- Opening Delimiter -

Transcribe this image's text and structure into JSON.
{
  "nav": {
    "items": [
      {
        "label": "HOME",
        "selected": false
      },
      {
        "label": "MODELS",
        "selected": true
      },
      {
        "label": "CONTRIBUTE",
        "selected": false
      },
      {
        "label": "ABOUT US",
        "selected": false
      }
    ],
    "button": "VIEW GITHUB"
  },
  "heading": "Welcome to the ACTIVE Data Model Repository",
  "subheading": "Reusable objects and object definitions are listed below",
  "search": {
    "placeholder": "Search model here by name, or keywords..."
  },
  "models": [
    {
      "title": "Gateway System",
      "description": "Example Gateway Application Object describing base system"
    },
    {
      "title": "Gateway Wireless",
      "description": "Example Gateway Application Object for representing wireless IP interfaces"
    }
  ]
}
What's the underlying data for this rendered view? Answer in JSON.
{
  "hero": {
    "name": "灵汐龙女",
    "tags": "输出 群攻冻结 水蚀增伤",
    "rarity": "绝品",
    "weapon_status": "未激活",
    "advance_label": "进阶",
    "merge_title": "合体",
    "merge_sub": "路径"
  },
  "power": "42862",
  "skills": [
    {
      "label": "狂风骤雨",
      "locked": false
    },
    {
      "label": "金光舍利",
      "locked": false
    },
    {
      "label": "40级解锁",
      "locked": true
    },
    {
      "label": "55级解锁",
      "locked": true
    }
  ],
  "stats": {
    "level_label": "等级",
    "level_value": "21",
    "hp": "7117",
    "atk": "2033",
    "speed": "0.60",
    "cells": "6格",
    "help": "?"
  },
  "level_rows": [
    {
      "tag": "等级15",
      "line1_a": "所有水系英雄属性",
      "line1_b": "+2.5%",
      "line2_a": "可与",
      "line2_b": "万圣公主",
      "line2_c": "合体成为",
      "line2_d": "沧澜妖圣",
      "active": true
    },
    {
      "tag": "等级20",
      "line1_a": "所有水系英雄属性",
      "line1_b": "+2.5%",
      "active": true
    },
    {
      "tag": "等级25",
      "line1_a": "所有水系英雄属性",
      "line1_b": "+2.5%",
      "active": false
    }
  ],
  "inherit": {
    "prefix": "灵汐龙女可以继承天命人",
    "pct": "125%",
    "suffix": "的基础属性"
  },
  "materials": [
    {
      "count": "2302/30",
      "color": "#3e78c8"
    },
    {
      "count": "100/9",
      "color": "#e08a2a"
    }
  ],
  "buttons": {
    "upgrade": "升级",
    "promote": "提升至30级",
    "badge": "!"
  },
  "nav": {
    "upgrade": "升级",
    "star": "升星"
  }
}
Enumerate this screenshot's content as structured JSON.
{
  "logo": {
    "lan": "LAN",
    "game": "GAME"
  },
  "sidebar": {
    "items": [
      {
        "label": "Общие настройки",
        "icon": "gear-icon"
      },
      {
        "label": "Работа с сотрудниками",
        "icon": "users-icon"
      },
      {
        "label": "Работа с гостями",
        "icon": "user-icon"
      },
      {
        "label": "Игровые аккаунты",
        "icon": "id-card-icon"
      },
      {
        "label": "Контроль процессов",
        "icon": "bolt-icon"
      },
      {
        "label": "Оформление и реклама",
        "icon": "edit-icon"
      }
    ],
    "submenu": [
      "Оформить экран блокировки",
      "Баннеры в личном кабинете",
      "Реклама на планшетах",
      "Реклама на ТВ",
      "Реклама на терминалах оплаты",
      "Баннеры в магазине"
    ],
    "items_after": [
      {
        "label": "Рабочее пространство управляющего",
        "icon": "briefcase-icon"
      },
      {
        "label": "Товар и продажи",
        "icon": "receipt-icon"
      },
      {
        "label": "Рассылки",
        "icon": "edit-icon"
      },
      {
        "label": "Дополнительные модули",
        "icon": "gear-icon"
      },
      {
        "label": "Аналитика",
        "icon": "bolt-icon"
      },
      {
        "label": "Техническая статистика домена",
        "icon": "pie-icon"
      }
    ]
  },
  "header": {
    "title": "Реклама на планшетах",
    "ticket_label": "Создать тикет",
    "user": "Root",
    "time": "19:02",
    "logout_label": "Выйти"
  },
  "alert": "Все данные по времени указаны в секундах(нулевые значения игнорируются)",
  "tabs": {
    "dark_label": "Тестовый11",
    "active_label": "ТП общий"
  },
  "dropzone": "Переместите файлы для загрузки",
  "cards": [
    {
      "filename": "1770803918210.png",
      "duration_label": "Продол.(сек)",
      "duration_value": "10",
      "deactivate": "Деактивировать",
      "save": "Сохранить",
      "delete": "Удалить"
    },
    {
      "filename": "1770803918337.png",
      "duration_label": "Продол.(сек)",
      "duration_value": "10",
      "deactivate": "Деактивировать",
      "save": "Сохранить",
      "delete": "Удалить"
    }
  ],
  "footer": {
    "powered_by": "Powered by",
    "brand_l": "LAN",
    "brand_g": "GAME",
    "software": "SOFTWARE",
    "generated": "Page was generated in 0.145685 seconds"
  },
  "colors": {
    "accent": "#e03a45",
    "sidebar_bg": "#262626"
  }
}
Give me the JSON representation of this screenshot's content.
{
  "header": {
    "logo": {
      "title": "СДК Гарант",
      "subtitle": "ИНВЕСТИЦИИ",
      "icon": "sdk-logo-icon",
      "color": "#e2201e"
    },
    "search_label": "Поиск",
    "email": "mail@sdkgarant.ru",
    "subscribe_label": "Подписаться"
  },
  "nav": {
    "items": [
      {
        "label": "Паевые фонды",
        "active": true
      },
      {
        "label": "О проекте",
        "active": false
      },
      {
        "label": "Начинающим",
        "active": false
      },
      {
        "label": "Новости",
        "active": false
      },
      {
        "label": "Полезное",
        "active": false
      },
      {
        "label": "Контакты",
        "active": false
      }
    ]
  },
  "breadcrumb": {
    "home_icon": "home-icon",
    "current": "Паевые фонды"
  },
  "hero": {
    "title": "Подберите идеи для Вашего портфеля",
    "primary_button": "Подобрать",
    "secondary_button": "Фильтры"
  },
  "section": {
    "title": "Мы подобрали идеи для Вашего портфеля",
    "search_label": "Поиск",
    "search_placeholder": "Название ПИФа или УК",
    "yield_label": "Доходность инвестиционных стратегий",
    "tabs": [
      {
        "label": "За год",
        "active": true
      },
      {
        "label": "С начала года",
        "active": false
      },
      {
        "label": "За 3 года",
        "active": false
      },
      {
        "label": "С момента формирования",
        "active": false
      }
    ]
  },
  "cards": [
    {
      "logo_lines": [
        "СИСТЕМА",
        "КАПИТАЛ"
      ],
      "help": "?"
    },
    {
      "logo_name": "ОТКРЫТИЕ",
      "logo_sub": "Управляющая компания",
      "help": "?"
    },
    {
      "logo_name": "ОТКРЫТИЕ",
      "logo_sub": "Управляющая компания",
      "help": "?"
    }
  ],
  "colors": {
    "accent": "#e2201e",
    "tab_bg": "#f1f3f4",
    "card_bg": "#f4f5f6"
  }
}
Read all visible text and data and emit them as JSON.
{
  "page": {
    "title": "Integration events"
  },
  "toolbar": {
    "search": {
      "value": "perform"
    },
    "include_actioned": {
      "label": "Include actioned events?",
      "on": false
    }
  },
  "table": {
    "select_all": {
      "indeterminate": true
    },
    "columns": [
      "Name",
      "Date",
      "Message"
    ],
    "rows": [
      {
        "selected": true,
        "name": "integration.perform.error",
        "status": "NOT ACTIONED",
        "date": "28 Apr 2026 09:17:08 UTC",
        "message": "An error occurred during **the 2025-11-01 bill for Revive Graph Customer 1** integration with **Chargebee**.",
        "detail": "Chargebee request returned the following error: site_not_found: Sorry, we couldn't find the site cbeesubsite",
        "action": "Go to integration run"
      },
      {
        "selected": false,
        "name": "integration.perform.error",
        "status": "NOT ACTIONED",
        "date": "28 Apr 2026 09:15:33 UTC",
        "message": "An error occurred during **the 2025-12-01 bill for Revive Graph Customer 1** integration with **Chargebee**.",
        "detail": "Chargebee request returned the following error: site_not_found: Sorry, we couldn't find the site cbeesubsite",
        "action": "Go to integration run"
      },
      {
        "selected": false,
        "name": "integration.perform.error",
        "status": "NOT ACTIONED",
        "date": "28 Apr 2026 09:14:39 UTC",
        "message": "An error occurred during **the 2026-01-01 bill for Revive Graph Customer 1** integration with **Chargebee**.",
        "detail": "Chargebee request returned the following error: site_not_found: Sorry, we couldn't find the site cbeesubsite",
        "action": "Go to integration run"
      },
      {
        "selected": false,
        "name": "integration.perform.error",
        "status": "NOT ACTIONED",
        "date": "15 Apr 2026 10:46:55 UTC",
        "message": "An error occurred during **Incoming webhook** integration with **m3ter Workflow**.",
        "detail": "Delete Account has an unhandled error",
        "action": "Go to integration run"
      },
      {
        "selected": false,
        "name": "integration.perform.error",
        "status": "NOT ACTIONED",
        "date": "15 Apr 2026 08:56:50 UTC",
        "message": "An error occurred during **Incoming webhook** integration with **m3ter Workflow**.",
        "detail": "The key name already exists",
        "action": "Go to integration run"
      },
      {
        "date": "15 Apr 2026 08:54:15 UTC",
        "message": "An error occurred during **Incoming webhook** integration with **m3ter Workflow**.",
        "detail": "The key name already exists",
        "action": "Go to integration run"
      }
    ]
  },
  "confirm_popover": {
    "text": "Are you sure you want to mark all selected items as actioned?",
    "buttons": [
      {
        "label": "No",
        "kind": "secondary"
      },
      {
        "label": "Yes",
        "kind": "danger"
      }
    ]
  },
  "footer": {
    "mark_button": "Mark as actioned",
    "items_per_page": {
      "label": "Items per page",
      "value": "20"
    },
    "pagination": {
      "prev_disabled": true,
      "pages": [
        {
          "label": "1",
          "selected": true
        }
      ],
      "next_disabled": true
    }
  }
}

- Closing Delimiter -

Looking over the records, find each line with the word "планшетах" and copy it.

Answer to this task =
      "Реклама на планшетах",
    "title": "Реклама на планшетах",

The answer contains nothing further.